New York City’s total of improperly disposed electronics decreased by nearly 60 percent from 2005 to 2017, according to the city’s fourth waste characterization study.
Electronics made up 0.3 percent of New York City’s waste stream in 2017, according to the 2017 NYC Residential, School and NYCHA Waste Characterization Study.
Executives say the drop in electronics in the steam is thanks in large part to electronics recycling programs in the city designed to best serve the needs of the more than 8 million residents. These include programs such as the ecycleNYC residential collection systems, curbside pickup programs in Staten Island and parts of Brooklyn as well as citywide collection events and retail, nonprofit and city-managed drop-off programs.
The ecycleNYC and curbside pickup programs were designed as a collaboration by the New York City Department of Sanitation (DSNY) and ERI, a Fresno, California-based leading recycler of e-waste and the world’s largest cybersecurity-focused hardware destruction company and supported by leading electronics manufacturers such as LG Electronics USA and Samsung.
DSNY’s 2017 NYC Residential, School and NYCHA Waste Characterization Study provides the latest look at what New Yorkers put in their trash, recycling and organics bins. The decline in e-waste in the traditional New York waste stream was a highlight of the report.
“This study tells us that our efforts to reduce, reuse and recycle our waste are working,” says Sanitation Commissioner Kathryn Garcia. “The average New York City household throws away less and recycles more today than five years ago. The study also shows us that we have incredible opportunities to develop and grow programs to achieve even more. Together, we are working toward our goal of sending zero waste to landfills by 2030.”
New York banned putting end-of-life electronics in the trash to protect landfills from the toxic materials that can be found in old televisions, computers and other electronics. Including these items in trash or recycling can result in a $100 fine.
ERI says its suite of New York City collection programs has collected more than 29 million pounds in five years and provides an opportunity for all New Yorkers to properly recycle their electronics. The ecycleNYC and curbside programs are directly serving more than 3.1 million New Yorkers at their homes.
Experts believe the convenience of such programs by DSNY, ERI and their partnering manufacturers opened the door to the city’s current success in the e-waste category.
“We are honored to be part of the constructive collaboration and historic and successful partnership with the great city of New York and the sustainably minded manufacturers who helped to make the program possible,” John Shegerian, chairman and CEO of ERI, says. “It is particularly rewarding to be able to offer NYC residents a suite of programs, such as ecycleNYC and the curbside pickup program, which are advancements that make responsible, effective recycling of electronic waste convenient for millions.
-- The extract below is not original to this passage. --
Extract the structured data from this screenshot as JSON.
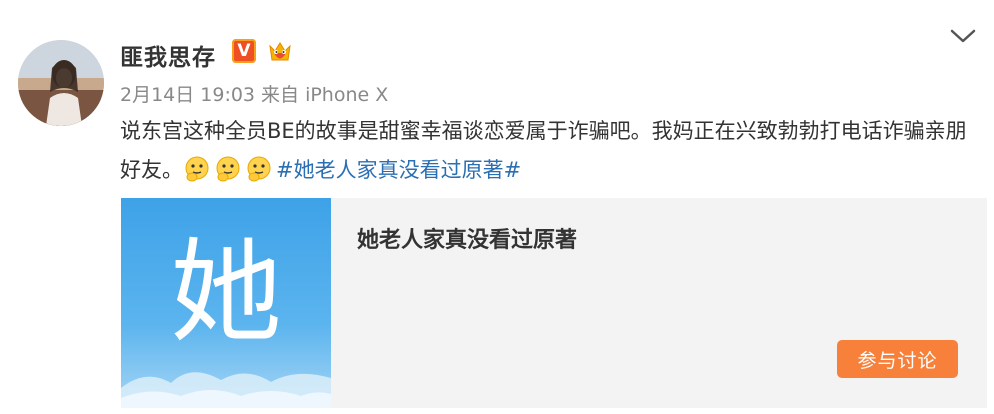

To have played such a distinct role in diverting 60 percent more e-waste away from the trash compared to only a couple years ago is a humbling and rewarding experience.”
Mark Newton, head of environmental, regulatory affairs and sustainability at Samsung Electronics America, says, “At Samsung, we understand the positive impact responsible recycling has for our environment, and our partnership with ERI highlights our commitment to educating consumers on how to safely manage their electronic waste. Programs like ecycleNYC help to provide consumers with a free and convenient option to dispose of unwanted electronics in an environmentally responsible way.”
John I. Taylor, senior vice president, public affairs and sustainability for LG Electronics USA, adds, “Environmental sustainability is a core business principle at LG, and responsible electronics recycling is a key pillar of our programs in the United States. We’re proud of our role in significantly reducing e-waste in landfills, thanks to this kind of public-private partnership in cooperation with New York and leading certified recyclers like ERI.”
Buildings, management companies or residents that want to learn more about electronics recycling in New York City can visit www.nyc.gov/ecycle.